There are millions of labels out there! But, every so often, you come upon a real brand. It’s not so much what the label looks like as it is what the brand stands for in your mind. The best brand builders have done an effective job of conveying what you can expect, not just from the products under that label, but what you can expect from the company behind that label. Now that’s a brand!
The Difference Between a Brand and a Label
A label consists of a name, a logo, specific copy that identifies the contents, a catch phrase, some accolades, and a few other pieces of required commercial information including size, weight, and legal requirements. It also contains a color scheme, font styles, spaces and borders. With all that and the size limitations of the label, there’s not room for much else. That’s a label.
A brand is simply what the labeled product and its company stands for in your mind.
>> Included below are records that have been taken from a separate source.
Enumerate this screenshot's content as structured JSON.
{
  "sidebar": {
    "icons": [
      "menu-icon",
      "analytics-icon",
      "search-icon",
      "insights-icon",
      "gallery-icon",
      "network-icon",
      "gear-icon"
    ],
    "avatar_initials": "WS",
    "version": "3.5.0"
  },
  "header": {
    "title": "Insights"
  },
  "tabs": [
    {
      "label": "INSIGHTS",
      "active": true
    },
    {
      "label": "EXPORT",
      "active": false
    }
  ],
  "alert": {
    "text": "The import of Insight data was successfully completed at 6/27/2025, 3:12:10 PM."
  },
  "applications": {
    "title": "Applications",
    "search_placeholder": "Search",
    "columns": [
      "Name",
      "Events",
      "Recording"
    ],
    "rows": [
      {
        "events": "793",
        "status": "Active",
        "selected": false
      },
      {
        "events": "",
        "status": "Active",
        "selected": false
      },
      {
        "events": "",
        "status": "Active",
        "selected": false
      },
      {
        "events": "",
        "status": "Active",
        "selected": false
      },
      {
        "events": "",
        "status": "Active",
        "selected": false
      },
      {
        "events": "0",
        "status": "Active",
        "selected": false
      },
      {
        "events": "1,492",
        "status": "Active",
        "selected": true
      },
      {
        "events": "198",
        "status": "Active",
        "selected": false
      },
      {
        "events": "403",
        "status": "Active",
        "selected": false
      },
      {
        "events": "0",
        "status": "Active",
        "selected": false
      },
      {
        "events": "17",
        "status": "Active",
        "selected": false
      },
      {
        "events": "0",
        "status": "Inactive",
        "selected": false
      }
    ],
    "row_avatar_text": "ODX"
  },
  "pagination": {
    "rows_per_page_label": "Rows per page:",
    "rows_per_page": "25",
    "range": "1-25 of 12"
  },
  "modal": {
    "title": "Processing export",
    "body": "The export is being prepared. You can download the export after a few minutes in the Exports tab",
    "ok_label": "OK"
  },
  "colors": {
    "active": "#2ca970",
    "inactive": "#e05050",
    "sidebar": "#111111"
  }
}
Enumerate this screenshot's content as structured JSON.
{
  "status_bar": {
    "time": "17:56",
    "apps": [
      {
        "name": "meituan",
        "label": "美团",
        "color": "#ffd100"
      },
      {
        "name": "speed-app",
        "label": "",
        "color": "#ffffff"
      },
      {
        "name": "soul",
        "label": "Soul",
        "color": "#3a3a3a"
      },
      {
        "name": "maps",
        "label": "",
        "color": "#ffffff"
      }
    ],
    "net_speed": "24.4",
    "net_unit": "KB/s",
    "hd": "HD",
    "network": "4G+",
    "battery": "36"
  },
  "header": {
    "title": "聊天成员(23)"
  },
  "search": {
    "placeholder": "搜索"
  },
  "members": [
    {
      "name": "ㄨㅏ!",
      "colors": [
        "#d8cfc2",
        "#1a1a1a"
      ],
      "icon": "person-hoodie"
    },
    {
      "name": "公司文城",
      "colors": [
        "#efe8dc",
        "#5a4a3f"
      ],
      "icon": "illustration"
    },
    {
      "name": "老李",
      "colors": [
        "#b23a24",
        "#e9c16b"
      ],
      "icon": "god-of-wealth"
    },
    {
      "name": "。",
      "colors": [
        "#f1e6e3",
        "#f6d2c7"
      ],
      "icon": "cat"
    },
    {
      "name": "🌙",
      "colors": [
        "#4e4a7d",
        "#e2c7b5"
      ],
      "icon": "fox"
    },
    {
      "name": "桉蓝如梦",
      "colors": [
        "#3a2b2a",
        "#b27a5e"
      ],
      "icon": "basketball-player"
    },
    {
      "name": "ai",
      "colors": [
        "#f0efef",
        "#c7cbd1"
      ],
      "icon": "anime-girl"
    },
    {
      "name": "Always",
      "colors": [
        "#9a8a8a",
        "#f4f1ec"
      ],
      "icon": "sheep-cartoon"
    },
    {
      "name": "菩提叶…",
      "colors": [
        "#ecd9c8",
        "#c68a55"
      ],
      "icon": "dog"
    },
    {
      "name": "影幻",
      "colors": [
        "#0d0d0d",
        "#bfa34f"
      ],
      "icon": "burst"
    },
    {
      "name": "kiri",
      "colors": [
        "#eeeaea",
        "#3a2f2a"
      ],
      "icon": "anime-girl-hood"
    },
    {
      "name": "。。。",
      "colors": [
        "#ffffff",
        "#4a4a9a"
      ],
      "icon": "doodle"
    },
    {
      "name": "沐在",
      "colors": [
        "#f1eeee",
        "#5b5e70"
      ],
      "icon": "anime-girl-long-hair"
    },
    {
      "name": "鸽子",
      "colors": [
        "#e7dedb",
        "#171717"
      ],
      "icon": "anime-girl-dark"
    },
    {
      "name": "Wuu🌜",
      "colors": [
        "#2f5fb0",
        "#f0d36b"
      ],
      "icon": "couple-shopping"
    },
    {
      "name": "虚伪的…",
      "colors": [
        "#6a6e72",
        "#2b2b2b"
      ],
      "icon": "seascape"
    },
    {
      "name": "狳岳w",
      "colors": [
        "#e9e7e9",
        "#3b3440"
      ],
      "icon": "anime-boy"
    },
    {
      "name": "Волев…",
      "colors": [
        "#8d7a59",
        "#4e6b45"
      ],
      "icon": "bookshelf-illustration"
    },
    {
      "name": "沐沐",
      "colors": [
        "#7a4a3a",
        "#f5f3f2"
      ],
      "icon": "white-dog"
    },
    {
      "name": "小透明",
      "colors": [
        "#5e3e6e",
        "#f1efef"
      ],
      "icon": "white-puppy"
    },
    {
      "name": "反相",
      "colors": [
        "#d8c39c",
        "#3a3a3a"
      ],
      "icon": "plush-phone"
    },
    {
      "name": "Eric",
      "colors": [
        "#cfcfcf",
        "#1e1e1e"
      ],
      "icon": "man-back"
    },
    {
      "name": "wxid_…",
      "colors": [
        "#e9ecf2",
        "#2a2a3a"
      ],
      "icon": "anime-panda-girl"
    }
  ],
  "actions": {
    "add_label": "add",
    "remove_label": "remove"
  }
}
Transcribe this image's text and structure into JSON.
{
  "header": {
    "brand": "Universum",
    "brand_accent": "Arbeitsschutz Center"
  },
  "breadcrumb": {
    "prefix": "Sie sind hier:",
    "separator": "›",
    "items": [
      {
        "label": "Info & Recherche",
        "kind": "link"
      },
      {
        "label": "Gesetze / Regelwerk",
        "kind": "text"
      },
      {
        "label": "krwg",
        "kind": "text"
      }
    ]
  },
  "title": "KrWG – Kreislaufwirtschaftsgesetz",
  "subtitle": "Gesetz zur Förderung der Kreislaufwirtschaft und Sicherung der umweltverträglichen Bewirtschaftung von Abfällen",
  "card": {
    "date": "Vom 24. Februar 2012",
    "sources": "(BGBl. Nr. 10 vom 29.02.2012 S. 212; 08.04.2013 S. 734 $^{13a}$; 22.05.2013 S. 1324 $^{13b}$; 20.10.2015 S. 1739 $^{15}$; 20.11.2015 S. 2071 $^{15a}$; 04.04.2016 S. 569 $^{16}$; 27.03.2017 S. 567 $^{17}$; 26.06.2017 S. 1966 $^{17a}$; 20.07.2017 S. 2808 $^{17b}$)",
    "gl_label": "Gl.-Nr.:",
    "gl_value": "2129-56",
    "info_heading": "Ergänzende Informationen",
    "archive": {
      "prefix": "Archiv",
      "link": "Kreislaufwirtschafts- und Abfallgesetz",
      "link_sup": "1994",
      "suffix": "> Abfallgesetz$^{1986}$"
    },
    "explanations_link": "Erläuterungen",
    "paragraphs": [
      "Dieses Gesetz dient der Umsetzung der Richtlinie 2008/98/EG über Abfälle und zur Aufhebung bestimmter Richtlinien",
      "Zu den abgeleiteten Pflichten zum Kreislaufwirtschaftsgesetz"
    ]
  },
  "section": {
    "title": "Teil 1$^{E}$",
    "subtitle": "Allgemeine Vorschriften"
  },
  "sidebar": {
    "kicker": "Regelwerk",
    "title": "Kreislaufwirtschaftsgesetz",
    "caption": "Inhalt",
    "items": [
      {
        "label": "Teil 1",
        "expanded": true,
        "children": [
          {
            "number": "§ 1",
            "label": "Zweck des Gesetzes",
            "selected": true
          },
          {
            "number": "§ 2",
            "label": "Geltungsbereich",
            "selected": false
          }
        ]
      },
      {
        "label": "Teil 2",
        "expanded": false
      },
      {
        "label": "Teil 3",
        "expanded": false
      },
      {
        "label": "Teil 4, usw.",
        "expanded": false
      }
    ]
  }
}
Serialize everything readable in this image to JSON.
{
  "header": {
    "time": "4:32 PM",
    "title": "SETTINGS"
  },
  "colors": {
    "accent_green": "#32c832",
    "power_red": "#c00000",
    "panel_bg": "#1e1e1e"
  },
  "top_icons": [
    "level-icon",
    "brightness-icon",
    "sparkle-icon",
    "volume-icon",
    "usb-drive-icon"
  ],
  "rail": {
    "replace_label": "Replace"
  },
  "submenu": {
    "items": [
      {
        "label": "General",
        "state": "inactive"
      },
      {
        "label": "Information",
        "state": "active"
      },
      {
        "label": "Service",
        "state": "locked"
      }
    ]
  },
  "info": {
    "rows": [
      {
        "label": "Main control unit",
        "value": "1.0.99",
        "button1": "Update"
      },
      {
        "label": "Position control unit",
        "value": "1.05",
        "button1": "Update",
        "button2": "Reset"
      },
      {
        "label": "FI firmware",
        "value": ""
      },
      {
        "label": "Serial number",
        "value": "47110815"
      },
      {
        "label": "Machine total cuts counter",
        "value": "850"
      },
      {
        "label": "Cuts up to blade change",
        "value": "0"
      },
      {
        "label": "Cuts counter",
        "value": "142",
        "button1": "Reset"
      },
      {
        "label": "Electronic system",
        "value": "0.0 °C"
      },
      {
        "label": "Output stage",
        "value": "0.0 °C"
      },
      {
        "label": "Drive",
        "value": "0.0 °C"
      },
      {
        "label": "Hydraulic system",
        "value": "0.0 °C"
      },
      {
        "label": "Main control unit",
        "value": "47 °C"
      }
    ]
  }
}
You know this because of various personal and secondhand experiences you have had with products selling under that brand’s label(s). You know this because of the marketing campaigns coming from the producer, and because of what has been published about the company and their products in the press. It’s much more comprehensive than a label. In fact, due to widespread label recognition, the company’s behavior can actually hurt the label, and thus sales!
Corporate Constipation Blocks Brand Promise
As a brand grows, it begins to be influenced by the implications of its own success. The feisty garage company that started the brand has now transformed into a large sluggish corporation. Now there are efficiencies of scale, divisions of labor and specialization.
In the name of efficiency, some concepts are lost. Standardization, structure, and compliance win out over innovation, distinction, and even conscience. Suggestions from staffers, bucking for a promotion, begin to resemble, “Why don’t we just reduce our quality, standardize our label, or go to single use plastic containers. No one will notice. And with these sales, just do the math, we’ll save millions!”
But will the sales really remain the same? Will your customers really not notice the degradation of your brand? Or are you now opening the door for a more relevant brand to eat away at your market share? This is where the label begins to represent something the brand should not want: The behavior of their company effects the perception of the brand and the label is the consumers’ identification with that brand. In the consumer’s mind, the company has broken the brand promise and the label is a constant reminder of that breach. Now the market may say, “That used to be my brand, but they cheapened it,” or “That brand is hurting the environment!”
The Coca-Cola Brand Takes a Hit!
We recently read with astonishment that such an American iconic brand as Coke has decided to continue to produce its products in single use plastics. They cite the demand and even say that plastic containers have a smaller carbon footprint. How does that square with consumers who increasingly read about the growing amount of microplastics now getting into the oceans, waterways, food supplies, and ultimately their own bodies?
This is a classic example of a well-established commercial label deciding to compete in the single-use plastic market rather than lead their customers in a direction supported by the latest environmental realities. It’s like saying the consumers will never change. Relevance in consumer brand building requires not only sensitivity to the ever-changing attitudes and desires of your customers, it also requires a degree of leadership that provides your customers with an earth-friendly alternative. Relevance is a moving target, and now its moving away from single-use plastics. Period!
Brands are a perception of the company. Labels identify the product. Companies may own the labels, but the customer owns the brand promise, not the company. Labels can work for or against you depending on how your company behaves. If the customer perceives that you have broken the brand promise, they will shop elsewhere. Staying relevant is not a destination, it’s a journey.